We think that the Pentagon process that’s got our authors’ attention, which they find hard to accomodate, is actually operational risk management for software development. In our opinion, the interest on the part of the Pentagon in implementing and exercising operational risk management in order to ” . . . anticipate and resolve problems in advance” is far more than merely a “bureaucratic review process”. (quotes are excerpted from the Messrs. Herman and Scott’s article). In fact, we think it is critically important for the welfare of our military personnel that this type of scrutiny be exercised over custom requirements for software. Regardless of whether specific software is intended for office computing use, or for use on the battlefield, any software application accessed by today’s desktop computers is potentially a trojan horse that could be maliciously exploited by enemies of our country or other individuals with nefarious intent.

To give the authors credit, perhaps their point is that the operational risk management methodology implemented by the Pentagon is ineffectual. If, in fact, the authors are attempting to make just such a point, then, perhaps we can be more agreeable to their point of view. However, by no means do we see how the Pentagon could safely adopt a policy that welcomes a “learning by trial and error” method of software development and still safeguard our military personnel.

Rather, we agree with the authors that attempts at managing the risk represented by custom software have been, evidently, somewhat clumsy on the part of the Pentagon, and, further, ineffectual as regards safeguarding our systems from malicious attack, despite substantial cost overruns.
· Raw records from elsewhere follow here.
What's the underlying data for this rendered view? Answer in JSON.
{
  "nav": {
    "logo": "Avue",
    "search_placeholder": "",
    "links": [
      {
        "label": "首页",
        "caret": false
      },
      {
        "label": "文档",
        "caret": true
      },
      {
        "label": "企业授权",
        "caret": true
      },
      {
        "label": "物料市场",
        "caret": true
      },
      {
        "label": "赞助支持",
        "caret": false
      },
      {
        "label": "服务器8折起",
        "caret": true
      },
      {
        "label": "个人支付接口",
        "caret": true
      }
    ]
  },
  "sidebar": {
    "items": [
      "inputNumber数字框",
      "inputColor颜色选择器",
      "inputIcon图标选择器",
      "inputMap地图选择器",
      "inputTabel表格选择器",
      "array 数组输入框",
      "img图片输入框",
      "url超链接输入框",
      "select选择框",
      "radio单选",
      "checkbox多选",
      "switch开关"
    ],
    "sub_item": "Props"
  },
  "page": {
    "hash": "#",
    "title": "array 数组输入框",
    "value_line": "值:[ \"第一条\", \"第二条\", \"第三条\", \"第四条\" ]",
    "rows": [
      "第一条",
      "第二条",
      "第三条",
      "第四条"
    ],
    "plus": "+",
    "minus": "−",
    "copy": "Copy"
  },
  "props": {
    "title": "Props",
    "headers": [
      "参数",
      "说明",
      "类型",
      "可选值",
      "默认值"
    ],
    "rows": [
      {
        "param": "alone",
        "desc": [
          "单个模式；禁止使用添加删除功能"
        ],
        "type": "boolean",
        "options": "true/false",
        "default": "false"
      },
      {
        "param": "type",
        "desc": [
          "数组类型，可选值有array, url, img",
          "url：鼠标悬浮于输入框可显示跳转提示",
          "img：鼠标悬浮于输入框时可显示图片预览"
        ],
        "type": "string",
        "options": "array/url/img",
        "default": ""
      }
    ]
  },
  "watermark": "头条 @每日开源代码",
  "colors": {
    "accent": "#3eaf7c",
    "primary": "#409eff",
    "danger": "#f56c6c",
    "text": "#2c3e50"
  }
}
But we think all of this work and little progress points to a real need to rethink operational risk management policies and procedures for the actual task of developing software for military use in 2013. By no means, in our opinion, does it make sense to abandon the attempt altogether.

In the next post to this blog we will look at one last set of points made in this article.

Ira Michael Blonder

© IMB Enterprises, Inc. & Ira Michael Blonder, 2013 All Rights Reserved